The announcement came at a press conference/pep rally to open the conference’s media days in Charlotte, with the entire delegations from the conference and the Worldwide Leader in attendance.

The partnership will create an online-only digital network starting next month and a linear cable operation by 2019. ESPN and the ACC will combine to produce 600 events beginning this year, with the number rising to 1,300 by 2019.

“On behalf of the ACC Council of Presidents, Faculty Athletics Representatives and our ACC Television Committee, we are tremendously pleased to further enhance our long-term partnership with ESPN that includes the creation of the ACC Network and ACC Network Extra, and positions the conference for the long-term future,” ACC Commissioner John Swofford said in a statement. “This partnership continues to be a win-win for ESPN and the ACC. ESPN is the premier provider in sports content and this agreement will deliver unprecedented coverage to our fans, while highlighting our quality student-athletes, coaches and institutions.”

The network, which figures to be headquartered in Charlotte alongside ESPNU and the SEC Network, will show 40 football games a year and 150 basketball games. The conference will up its league hoops schedule to 20 games per year once the network goes live in 2019.

“We look forward to working with our longtime partners at the ACC to create a network that reflects the depth and quality of its athletes and teams, and serves the fans who passionately support them.
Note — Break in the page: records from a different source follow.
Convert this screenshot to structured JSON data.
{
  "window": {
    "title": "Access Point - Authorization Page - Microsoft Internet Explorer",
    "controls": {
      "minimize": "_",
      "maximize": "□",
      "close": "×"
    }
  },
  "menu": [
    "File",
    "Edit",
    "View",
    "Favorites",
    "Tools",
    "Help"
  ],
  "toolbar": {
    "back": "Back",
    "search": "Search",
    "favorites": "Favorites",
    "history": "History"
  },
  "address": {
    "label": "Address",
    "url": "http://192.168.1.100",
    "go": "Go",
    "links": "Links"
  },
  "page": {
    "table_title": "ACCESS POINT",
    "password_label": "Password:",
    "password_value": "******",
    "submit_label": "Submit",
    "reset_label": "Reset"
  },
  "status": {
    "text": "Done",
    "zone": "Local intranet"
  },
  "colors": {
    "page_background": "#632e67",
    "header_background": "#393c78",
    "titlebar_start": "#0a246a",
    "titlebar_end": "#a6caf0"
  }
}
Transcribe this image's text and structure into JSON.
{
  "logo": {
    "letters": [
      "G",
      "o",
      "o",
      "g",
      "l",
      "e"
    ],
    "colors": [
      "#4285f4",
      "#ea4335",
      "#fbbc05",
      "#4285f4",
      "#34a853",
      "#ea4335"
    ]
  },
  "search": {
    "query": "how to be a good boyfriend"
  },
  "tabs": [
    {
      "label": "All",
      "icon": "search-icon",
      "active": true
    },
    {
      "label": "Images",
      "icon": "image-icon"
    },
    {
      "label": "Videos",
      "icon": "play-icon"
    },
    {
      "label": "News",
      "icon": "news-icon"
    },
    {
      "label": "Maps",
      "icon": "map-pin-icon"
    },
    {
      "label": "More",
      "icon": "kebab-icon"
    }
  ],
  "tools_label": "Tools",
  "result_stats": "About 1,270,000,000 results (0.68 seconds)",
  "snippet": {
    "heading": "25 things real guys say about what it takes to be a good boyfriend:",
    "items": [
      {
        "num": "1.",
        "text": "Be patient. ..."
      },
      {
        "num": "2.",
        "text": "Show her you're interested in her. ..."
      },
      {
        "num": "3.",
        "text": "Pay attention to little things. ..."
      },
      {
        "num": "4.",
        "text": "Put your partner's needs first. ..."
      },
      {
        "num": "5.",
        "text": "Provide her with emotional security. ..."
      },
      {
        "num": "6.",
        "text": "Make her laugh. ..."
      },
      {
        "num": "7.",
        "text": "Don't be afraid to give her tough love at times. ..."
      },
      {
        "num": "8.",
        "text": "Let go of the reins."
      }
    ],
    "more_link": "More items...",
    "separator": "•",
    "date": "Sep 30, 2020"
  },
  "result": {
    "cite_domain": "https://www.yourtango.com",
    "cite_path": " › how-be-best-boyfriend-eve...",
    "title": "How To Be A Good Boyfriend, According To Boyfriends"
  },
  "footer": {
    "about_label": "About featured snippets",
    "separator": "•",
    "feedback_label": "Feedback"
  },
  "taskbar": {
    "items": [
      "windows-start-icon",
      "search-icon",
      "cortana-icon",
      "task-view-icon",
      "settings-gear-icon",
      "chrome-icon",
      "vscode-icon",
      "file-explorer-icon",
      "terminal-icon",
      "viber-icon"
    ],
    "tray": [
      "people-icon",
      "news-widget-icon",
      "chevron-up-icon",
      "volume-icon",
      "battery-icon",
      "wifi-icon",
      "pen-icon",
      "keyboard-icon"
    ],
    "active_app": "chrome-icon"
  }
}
We are proud and excited to add the ACC Network to our industry-leading college content offerings,” ESPN president John Skipper said.